**ACTION ITEM:**
Can you pull out each line of the data below that includes the word "부두술사"?

**RECORDS PROVIDED:**
§
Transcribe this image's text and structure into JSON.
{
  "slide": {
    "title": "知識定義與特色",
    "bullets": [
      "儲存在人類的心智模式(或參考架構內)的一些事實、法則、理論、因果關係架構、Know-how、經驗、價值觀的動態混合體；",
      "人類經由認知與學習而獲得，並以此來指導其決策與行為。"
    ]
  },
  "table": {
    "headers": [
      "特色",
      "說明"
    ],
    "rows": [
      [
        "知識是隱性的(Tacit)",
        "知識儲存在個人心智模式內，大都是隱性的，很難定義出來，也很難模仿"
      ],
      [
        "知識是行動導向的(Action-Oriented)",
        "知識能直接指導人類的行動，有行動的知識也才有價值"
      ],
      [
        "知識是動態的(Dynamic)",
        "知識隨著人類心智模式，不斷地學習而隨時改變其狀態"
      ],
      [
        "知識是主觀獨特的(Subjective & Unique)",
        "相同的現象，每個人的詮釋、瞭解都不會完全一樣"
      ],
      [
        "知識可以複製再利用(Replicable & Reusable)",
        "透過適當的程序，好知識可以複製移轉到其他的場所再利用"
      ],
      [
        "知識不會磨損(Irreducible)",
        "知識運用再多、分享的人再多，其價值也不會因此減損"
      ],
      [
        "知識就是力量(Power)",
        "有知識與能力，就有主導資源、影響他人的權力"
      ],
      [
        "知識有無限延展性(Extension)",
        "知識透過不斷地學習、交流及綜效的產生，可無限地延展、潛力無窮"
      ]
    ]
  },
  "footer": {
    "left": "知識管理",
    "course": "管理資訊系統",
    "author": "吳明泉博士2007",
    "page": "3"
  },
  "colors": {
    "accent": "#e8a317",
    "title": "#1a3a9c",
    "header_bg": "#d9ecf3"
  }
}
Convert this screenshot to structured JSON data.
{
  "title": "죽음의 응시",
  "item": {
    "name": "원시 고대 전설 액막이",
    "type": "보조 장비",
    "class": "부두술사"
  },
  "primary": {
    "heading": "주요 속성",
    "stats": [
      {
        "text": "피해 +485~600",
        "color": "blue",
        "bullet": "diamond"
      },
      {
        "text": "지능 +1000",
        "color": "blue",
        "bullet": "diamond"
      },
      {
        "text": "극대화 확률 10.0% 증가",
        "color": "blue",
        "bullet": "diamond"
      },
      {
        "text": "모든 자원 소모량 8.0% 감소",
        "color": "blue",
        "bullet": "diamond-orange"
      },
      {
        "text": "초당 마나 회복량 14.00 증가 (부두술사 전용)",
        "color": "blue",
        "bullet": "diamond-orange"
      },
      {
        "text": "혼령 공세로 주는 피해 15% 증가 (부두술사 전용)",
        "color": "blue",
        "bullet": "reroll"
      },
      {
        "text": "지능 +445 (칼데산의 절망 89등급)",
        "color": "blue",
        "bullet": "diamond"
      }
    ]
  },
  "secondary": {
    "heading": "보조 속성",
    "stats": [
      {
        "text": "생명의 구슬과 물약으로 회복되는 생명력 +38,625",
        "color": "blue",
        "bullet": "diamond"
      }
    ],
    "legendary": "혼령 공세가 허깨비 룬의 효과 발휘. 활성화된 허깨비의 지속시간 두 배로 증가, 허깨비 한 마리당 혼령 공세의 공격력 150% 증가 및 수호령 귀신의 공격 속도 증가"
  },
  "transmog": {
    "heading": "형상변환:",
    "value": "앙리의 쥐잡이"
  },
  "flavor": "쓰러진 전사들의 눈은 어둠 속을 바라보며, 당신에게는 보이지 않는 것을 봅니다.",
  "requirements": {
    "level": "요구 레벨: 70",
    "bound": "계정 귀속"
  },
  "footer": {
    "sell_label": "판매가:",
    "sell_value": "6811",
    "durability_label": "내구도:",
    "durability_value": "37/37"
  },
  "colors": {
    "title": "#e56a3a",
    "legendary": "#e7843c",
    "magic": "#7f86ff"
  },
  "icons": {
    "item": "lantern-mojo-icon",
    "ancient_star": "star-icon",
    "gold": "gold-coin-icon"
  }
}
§
**REPLY:**
    "class": "부두술사"
        "text": "초당 마나 회복량 14.00 증가 (부두술사 전용)",
        "text": "혼령 공세로 주는 피해 15% 증가 (부두술사 전용)",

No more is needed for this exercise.